Report back each line of the data that contains the word "Files".
- Opening Delimiter -
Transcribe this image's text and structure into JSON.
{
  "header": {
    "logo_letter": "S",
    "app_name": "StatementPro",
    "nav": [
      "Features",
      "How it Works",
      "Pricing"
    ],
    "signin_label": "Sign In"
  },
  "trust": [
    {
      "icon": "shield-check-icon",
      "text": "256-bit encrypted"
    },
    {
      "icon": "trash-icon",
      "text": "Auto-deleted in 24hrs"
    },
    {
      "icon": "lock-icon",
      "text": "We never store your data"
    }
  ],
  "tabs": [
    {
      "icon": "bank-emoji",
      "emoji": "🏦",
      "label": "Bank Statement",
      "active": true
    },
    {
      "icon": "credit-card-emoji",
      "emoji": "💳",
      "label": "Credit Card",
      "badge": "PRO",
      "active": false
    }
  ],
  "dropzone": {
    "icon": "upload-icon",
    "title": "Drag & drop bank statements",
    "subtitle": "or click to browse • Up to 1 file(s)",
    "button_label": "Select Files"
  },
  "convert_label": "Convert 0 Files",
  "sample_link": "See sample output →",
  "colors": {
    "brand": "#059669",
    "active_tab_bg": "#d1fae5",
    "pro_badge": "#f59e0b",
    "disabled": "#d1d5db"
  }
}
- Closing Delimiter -
:: EXERCISE RESPONSE ::
    "button_label": "Select Files"
  "convert_label": "Convert 0 Files",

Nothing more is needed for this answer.